Exercise directions:
The whole listing below needs to be duplicated exactly, pictures aside.

Data records:
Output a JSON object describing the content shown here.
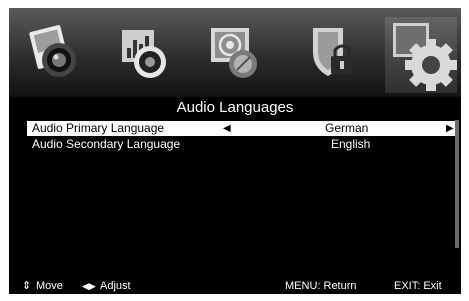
{
  "menu": {
    "title": "Audio Languages",
    "items": [
      {
        "label": "Audio Primary Language",
        "value": "German",
        "selected": true
      },
      {
        "label": "Audio Secondary Language",
        "value": "English",
        "selected": false
      }
    ]
  },
  "tabs": [
    {
      "icon": "picture-icon"
    },
    {
      "icon": "sound-icon"
    },
    {
      "icon": "channel-icon"
    },
    {
      "icon": "lock-icon"
    },
    {
      "icon": "setup-icon",
      "selected": true
    }
  ],
  "footer": {
    "move": "Move",
    "adjust": "Adjust",
    "return": "MENU: Return",
    "exit": "EXIT: Exit"
  },
  "colors": {
    "background": "#000000",
    "highlight": "#ffffff",
    "text": "#ffffff"
  }
}
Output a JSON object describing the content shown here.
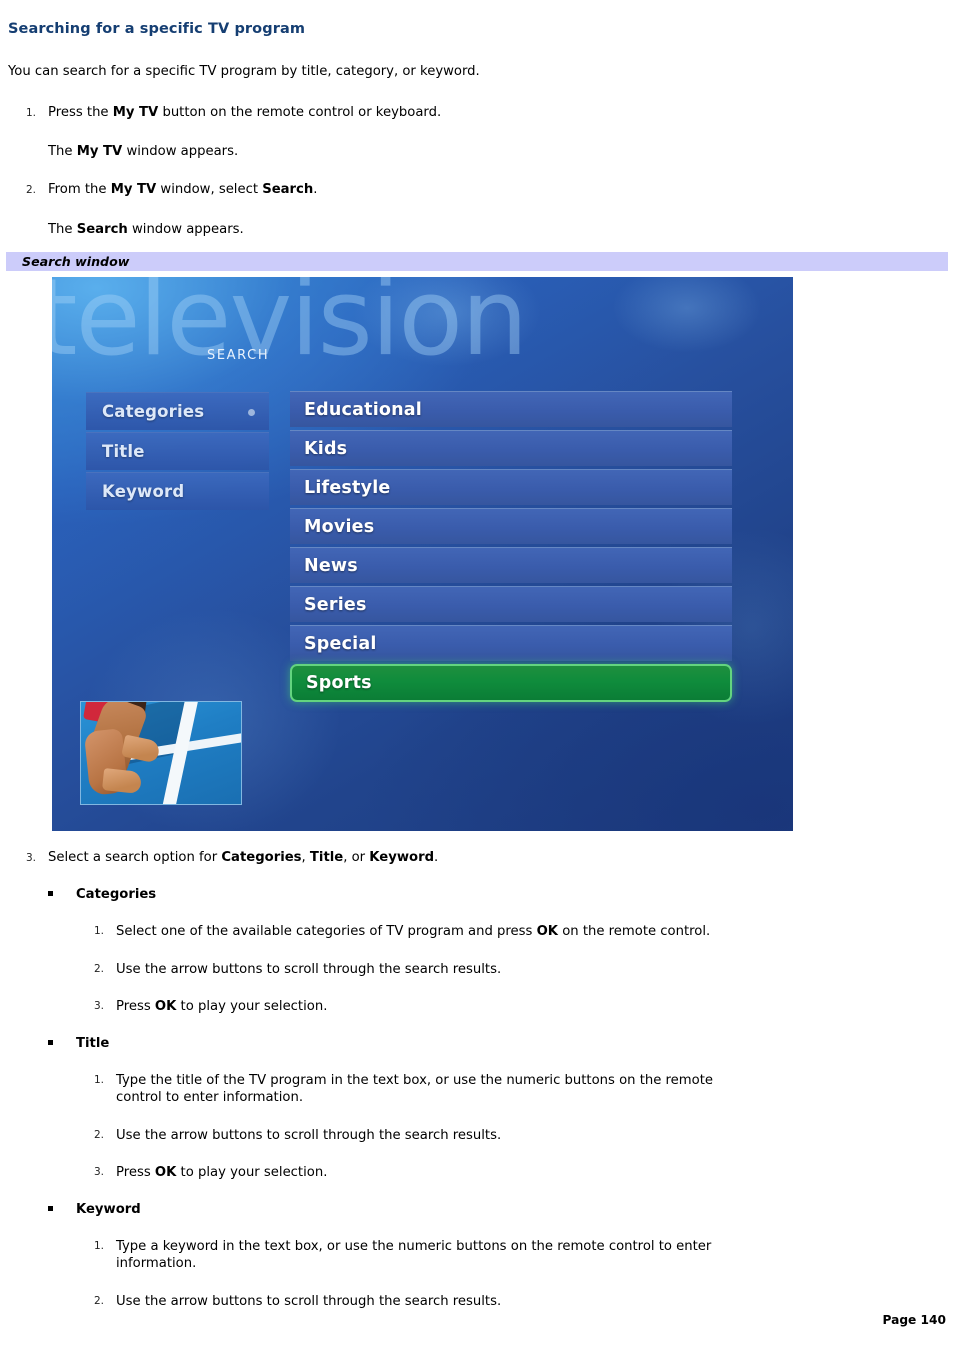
{
  "document": {
    "title": "Searching for a specific TV program",
    "intro": "You can search for a specific TV program by title, category, or keyword.",
    "footer": "Page 140",
    "heading_color": "#153e72",
    "caption_bar_color": "#ccccfa"
  },
  "steps": [
    {
      "num": "1.",
      "text_html": "Press the <b>My TV</b> button on the remote control or keyboard."
    },
    {
      "num": "",
      "text_html": "The <b>My TV</b> window appears."
    },
    {
      "num": "2.",
      "text_html": "From the <b>My TV</b> window, select <b>Search</b>."
    },
    {
      "num": "",
      "text_html": "The <b>Search</b> window appears."
    }
  ],
  "figure": {
    "caption": "Search window",
    "screen": {
      "watermark": "television",
      "header": "SEARCH",
      "nav_items": [
        {
          "label": "Categories",
          "selected": true
        },
        {
          "label": "Title",
          "selected": false
        },
        {
          "label": "Keyword",
          "selected": false
        }
      ],
      "categories": [
        {
          "label": "Educational",
          "selected": false
        },
        {
          "label": "Kids",
          "selected": false
        },
        {
          "label": "Lifestyle",
          "selected": false
        },
        {
          "label": "Movies",
          "selected": false
        },
        {
          "label": "News",
          "selected": false
        },
        {
          "label": "Series",
          "selected": false
        },
        {
          "label": "Special",
          "selected": false
        },
        {
          "label": "Sports",
          "selected": true
        }
      ],
      "selected_category": "Sports",
      "highlight_color": "#0f8c3c",
      "thumbnail_alt": "sprinter hands at starting line on blue track"
    }
  },
  "step3": {
    "num": "3.",
    "text_html": "Select a search option for <b>Categories</b>, <b>Title</b>, or <b>Keyword</b>."
  },
  "options": [
    {
      "label": "Categories",
      "substeps": [
        {
          "num": "1.",
          "text_html": "Select one of the available categories of TV program and press <b>OK</b> on the remote control."
        },
        {
          "num": "2.",
          "text_html": "Use the arrow buttons to scroll through the search results."
        },
        {
          "num": "3.",
          "text_html": "Press <b>OK</b> to play your selection."
        }
      ]
    },
    {
      "label": "Title",
      "substeps": [
        {
          "num": "1.",
          "text_html": "Type the title of the TV program in the text box, or use the numeric buttons on the remote<br>control to enter information."
        },
        {
          "num": "2.",
          "text_html": "Use the arrow buttons to scroll through the search results."
        },
        {
          "num": "3.",
          "text_html": "Press <b>OK</b> to play your selection."
        }
      ]
    },
    {
      "label": "Keyword",
      "substeps": [
        {
          "num": "1.",
          "text_html": "Type a keyword in the text box, or use the numeric buttons on the remote control to enter<br>information."
        },
        {
          "num": "2.",
          "text_html": "Use the arrow buttons to scroll through the search results."
        }
      ]
    }
  ]
}
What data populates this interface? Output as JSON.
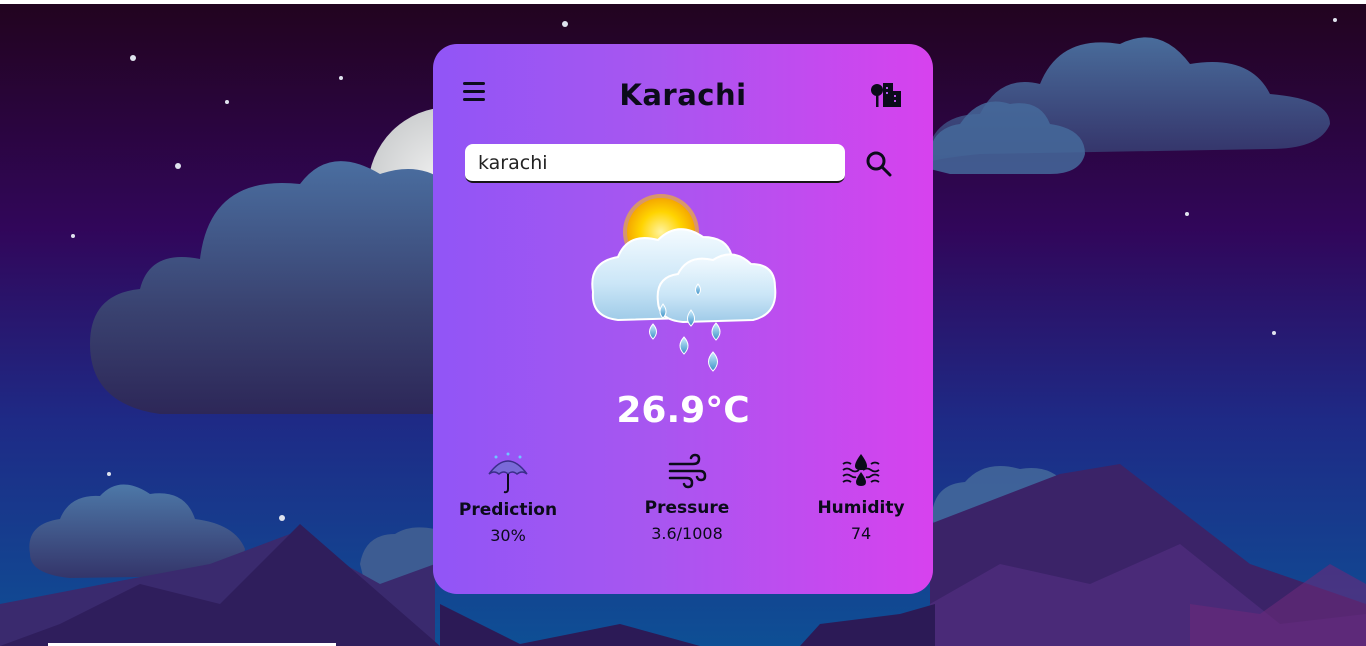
{
  "header": {
    "city": "Karachi"
  },
  "search": {
    "value": "karachi"
  },
  "current": {
    "temperature": "26.9°C",
    "condition_icon": "sun-cloud-rain-icon"
  },
  "stats": [
    {
      "icon": "umbrella-icon",
      "label": "Prediction",
      "value": "30%"
    },
    {
      "icon": "wind-icon",
      "label": "Pressure",
      "value": "3.6/1008"
    },
    {
      "icon": "humidity-icon",
      "label": "Humidity",
      "value": "74"
    }
  ],
  "colors": {
    "card_gradient_start": "#9155f6",
    "card_gradient_end": "#d742ee",
    "sky_top": "#22041f",
    "sky_bottom": "#0e4f95",
    "text_dark": "#0b0b1a",
    "text_light": "#ffffff"
  }
}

Response:
Output a JSON object describing the content shown here.
{
  "menu": {
    "title": "Audio Languages",
    "items": [
      {
        "label": "Audio Primary Language",
        "value": "German",
        "selected": true
      },
      {
        "label": "Audio Secondary Language",
        "value": "English",
        "selected": false
      }
    ]
  },
  "tabs": [
    {
      "icon": "picture-icon"
    },
    {
      "icon": "sound-icon"
    },
    {
      "icon": "channel-icon"
    },
    {
      "icon": "lock-icon"
    },
    {
      "icon": "setup-icon",
      "selected": true
    }
  ],
  "footer": {
    "move": "Move",
    "adjust": "Adjust",
    "return": "MENU: Return",
    "exit": "EXIT: Exit"
  },
  "colors": {
    "background": "#000000",
    "highlight": "#ffffff",
    "text": "#ffffff"
  }
}
Output a JSON object describing the content shown here.
{
  "document": {
    "title": "Searching for a specific TV program",
    "intro": "You can search for a specific TV program by title, category, or keyword.",
    "footer": "Page 140",
    "heading_color": "#153e72",
    "caption_bar_color": "#ccccfa"
  },
  "steps": [
    {
      "num": "1.",
      "text_html": "Press the <b>My TV</b> button on the remote control or keyboard."
    },
    {
      "num": "",
      "text_html": "The <b>My TV</b> window appears."
    },
    {
      "num": "2.",
      "text_html": "From the <b>My TV</b> window, select <b>Search</b>."
    },
    {
      "num": "",
      "text_html": "The <b>Search</b> window appears."
    }
  ],
  "figure": {
    "caption": "Search window",
    "screen": {
      "watermark": "television",
      "header": "SEARCH",
      "nav_items": [
        {
          "label": "Categories",
          "selected": true
        },
        {
          "label": "Title",
          "selected": false
        },
        {
          "label": "Keyword",
          "selected": false
        }
      ],
      "categories": [
        {
          "label": "Educational",
          "selected": false
        },
        {
          "label": "Kids",
          "selected": false
        },
        {
          "label": "Lifestyle",
          "selected": false
        },
        {
          "label": "Movies",
          "selected": false
        },
        {
          "label": "News",
          "selected": false
        },
        {
          "label": "Series",
          "selected": false
        },
        {
          "label": "Special",
          "selected": false
        },
        {
          "label": "Sports",
          "selected": true
        }
      ],
      "selected_category": "Sports",
      "highlight_color": "#0f8c3c",
      "thumbnail_alt": "sprinter hands at starting line on blue track"
    }
  },
  "step3": {
    "num": "3.",
    "text_html": "Select a search option for <b>Categories</b>, <b>Title</b>, or <b>Keyword</b>."
  },
  "options": [
    {
      "label": "Categories",
      "substeps": [
        {
          "num": "1.",
          "text_html": "Select one of the available categories of TV program and press <b>OK</b> on the remote control."
        },
        {
          "num": "2.",
          "text_html": "Use the arrow buttons to scroll through the search results."
        },
        {
          "num": "3.",
          "text_html": "Press <b>OK</b> to play your selection."
        }
      ]
    },
    {
      "label": "Title",
      "substeps": [
        {
          "num": "1.",
          "text_html": "Type the title of the TV program in the text box, or use the numeric buttons on the remote<br>control to enter information."
        },
        {
          "num": "2.",
          "text_html": "Use the arrow buttons to scroll through the search results."
        },
        {
          "num": "3.",
          "text_html": "Press <b>OK</b> to play your selection."
        }
      ]
    },
    {
      "label": "Keyword",
      "substeps": [
        {
          "num": "1.",
          "text_html": "Type a keyword in the text box, or use the numeric buttons on the remote control to enter<br>information."
        },
        {
          "num": "2.",
          "text_html": "Use the arrow buttons to scroll through the search results."
        }
      ]
    }
  ]
}
What data populates this interface? Output as JSON.
{
  "header": {
    "city": "Karachi"
  },
  "search": {
    "value": "karachi"
  },
  "current": {
    "temperature": "26.9°C",
    "condition_icon": "sun-cloud-rain-icon"
  },
  "stats": [
    {
      "icon": "umbrella-icon",
      "label": "Prediction",
      "value": "30%"
    },
    {
      "icon": "wind-icon",
      "label": "Pressure",
      "value": "3.6/1008"
    },
    {
      "icon": "humidity-icon",
      "label": "Humidity",
      "value": "74"
    }
  ],
  "colors": {
    "card_gradient_start": "#9155f6",
    "card_gradient_end": "#d742ee",
    "sky_top": "#22041f",
    "sky_bottom": "#0e4f95",
    "text_dark": "#0b0b1a",
    "text_light": "#ffffff"
  }
}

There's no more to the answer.